He also lauded to the DFLers a bill he authored and was passed out of his committee Friday to rein in over-the-counter trading of futures, called derivatives. It would create a central clearing house with regulatory authority in the U.S. Department of Agriculture's Commodities Futures Trading Commission.
"We have a $600 trillion over-the-counter market that we know nothing about,' he said. "The bill requires mandatory clearing of these swaps that are not on the over-the-counter-market. If they can't be cleared, it requires the banks to put up adequate money so they cover the risk of whatever they're doing,"
The bill faces opposition from Wall Street, he said, which wants jurisdiction to remain with the Securities Exchange Commission and the Federal Reserve. But Peterson's bill would take such trading out of the hot seat and put with an agency with a good track record of regulating futures trading for agricultural commodities.
"The mortgages were the start of all this," he said. Securitization of mortgages allowed major banks to leverage themselves from a traditional 10 percent capital to 2 or 3 percent capital.
"You get down to 3 percent capital, it takes almost no losses to whip out your capital," he said. Mortgages were passed around, from Fannie Mae to Goldman Sachs, who bundled them up and sold them to investors, and finally to AIG as a derivative swap, or a hedge that guarantees payment if a loan failed.
"When you look at the whole situation, nobody was putting any money out," Peterson said. "Nobody was regulating it and nobody required it. And banking regulators weren't looking to see how much risk was out there."
Because of the bust in the securitization market, the crisis moved to other instruments, such as credit card debt and ability to get car loans.
"The banks can't raise the money, they don't have any capital," said Peterson, a former CPA.
The $350 billion bailout of the banks isn't enough, Peterson said, with reforms like his needed to ensure future stability. That, and the breakup of the big banks from nine to 300, so any one bank failure won't bring down the economy.
"This is part of the reason why we had this financial collapse," he said. "Even after the $350 billion we gave them (big banks) they are still technically insolvent. I don't think that there's enough money out there to fix this."
And it's worldwide, he said. "We are in one helluva mess. We've got this way overleveraged. And now people are scrambling, trying to save the system."
The economy will have to "unwind," he said, with a bottom that no one can yet predict.
He fears that the stimulus bill Obama signed today might not be enough -- more in the future may be needed until that bottom is reached.
"We have been able to keep cheap money in this country because the Chinese and the Japanese financed us for little or nothing," he said. "They are now buying Treasury bills at 0 percent interest because it's safer than any other place, they think."

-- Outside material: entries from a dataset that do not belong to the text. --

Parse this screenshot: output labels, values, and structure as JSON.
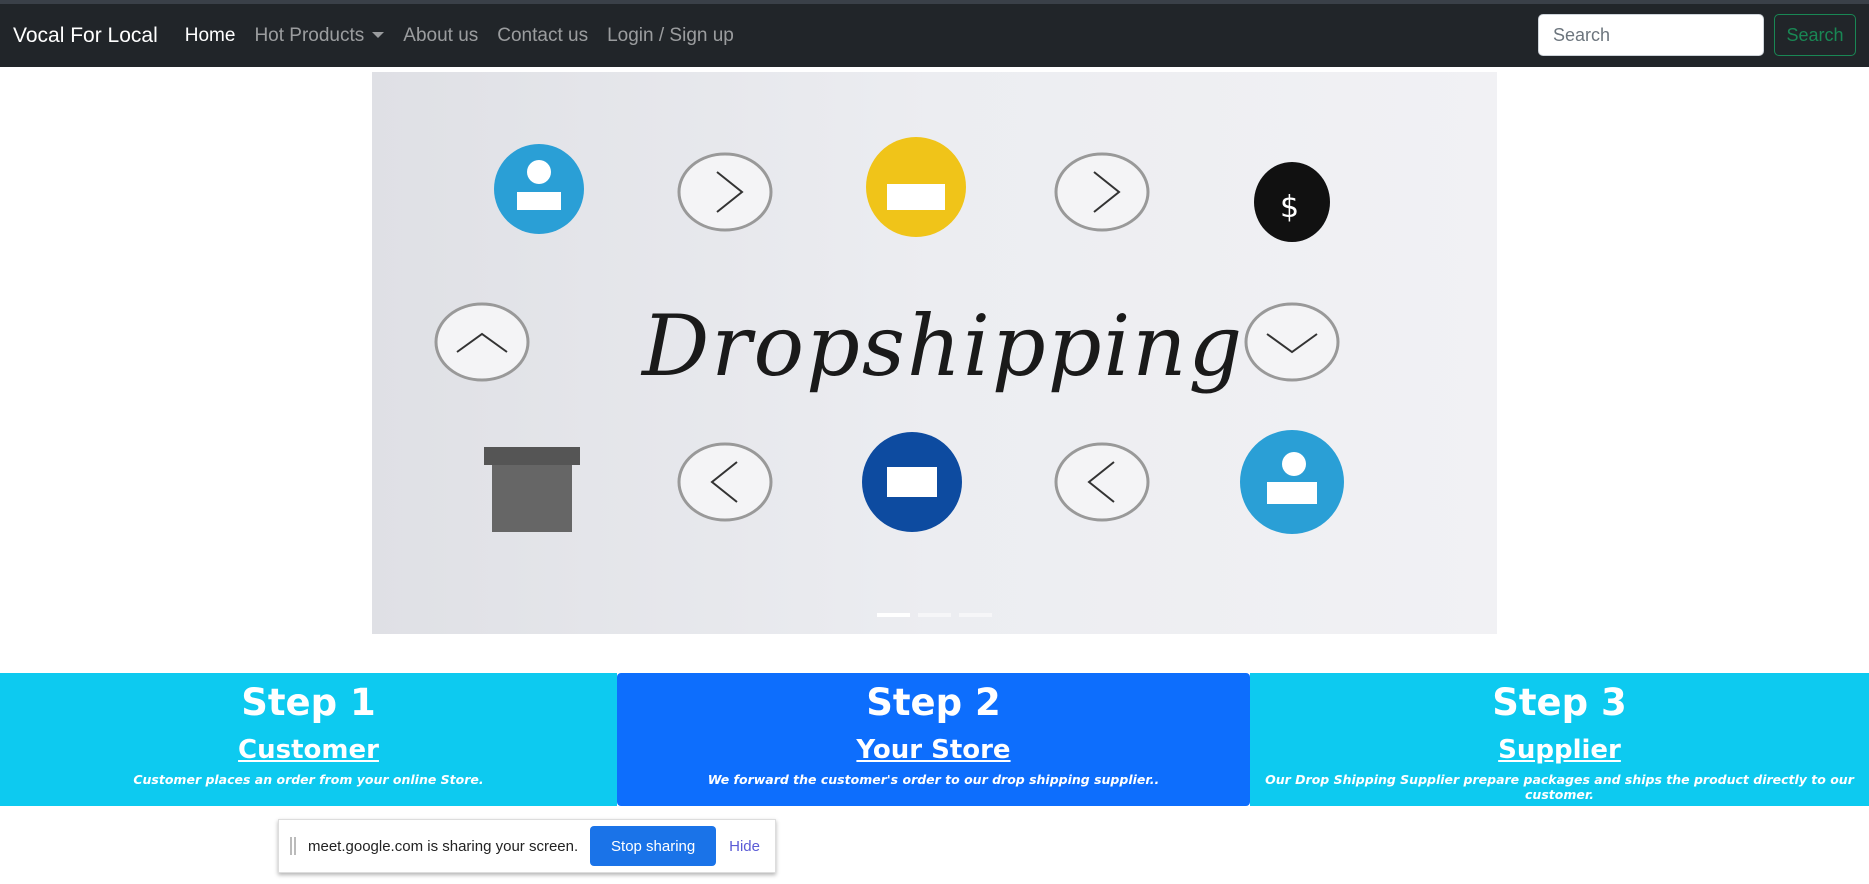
{
  "navbar": {
    "brand": "Vocal For Local",
    "links": [
      "Home",
      "Hot Products",
      "About us",
      "Contact us",
      "Login / Sign up"
    ],
    "search_placeholder": "Search",
    "search_button": "Search"
  },
  "carousel": {
    "image_text": "Dropshipping",
    "slide_count": 3,
    "active_slide": 1
  },
  "steps": [
    {
      "title": "Step 1",
      "link": "Customer",
      "description": "Customer places an order from your online Store.",
      "color": "#0dcaf0"
    },
    {
      "title": "Step 2",
      "link": "Your Store",
      "description": "We forward the customer's order to our drop shipping supplier..",
      "color": "#0d6efd"
    },
    {
      "title": "Step 3",
      "link": "Supplier",
      "description": "Our Drop Shipping Supplier prepare packages and ships the product directly to our customer.",
      "color": "#0dcaf0"
    }
  ],
  "share_bar": {
    "message": "meet.google.com is sharing your screen.",
    "stop_button": "Stop sharing",
    "hide_link": "Hide"
  }
}
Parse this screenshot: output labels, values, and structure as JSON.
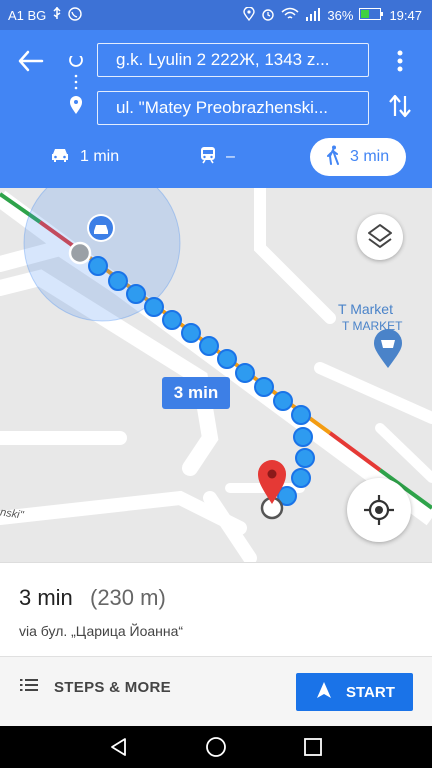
{
  "status_bar": {
    "carrier": "A1 BG",
    "battery": "36%",
    "time": "19:47"
  },
  "header": {
    "origin": "g.k. Lyulin 2 222Ж, 1343 z...",
    "destination": "ul. \"Matey Preobrazhenski...",
    "modes": [
      {
        "name": "car",
        "label": "1 min"
      },
      {
        "name": "transit",
        "label": "–"
      },
      {
        "name": "walk",
        "label": "3 min",
        "selected": true
      }
    ]
  },
  "map": {
    "route_time_chip": "3 min",
    "poi_name": "T Market",
    "poi_subtitle": "T MARKET",
    "street_fragment": "nski\""
  },
  "summary": {
    "duration": "3 min",
    "distance": "(230 m)",
    "via": "via бул. „Царица Йоанна“"
  },
  "actions": {
    "steps_label": "STEPS & MORE",
    "start_label": "START"
  },
  "colors": {
    "header": "#4285f4",
    "route_dot": "#2e9bf0",
    "pin": "#e53935",
    "start": "#1a73e8"
  }
}
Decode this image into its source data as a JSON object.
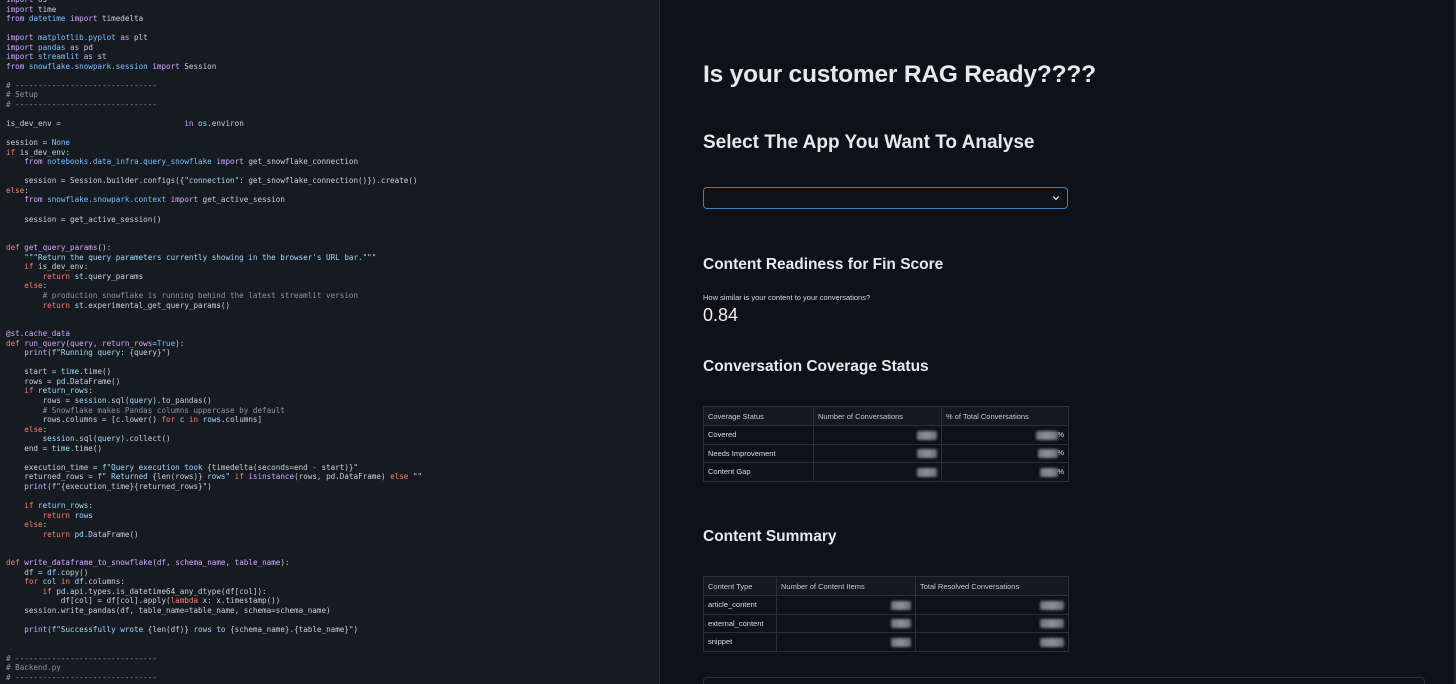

Those nations will run out of money, he said, because a trade surplus will evaporate as American consumers stop buying products because of the recession.
Peterson says that "we're getting further into debt as a country" with more than $2 trillion potentially added this year and the Federal Reserve on the hook for another $6 trillion.
"If the Chinese run out of money or they decide not to borrow the money, we could be looking at 15-20 percent interest rates again like we did in the '70s," he said. "It's not just the government that's lived beyond it's means, we all are. We've all been borrowing too much, taken equity loans on our houses, trying to keep up because we haven't made enough wages.
"It's got to stop," he said, "and go back to the principles that built this country."
Peterson, first elected in 1990, thanked the Beltrami County Democrats for their years' long support "so I can be in the middle of this mess and hopefully do some good."
With five Democratic 2010 gubernatorial candidates on the program, Peterson spoke the longest, more than 15 minutes, and took several questions from the audience about the federal government bailout of the banking industry.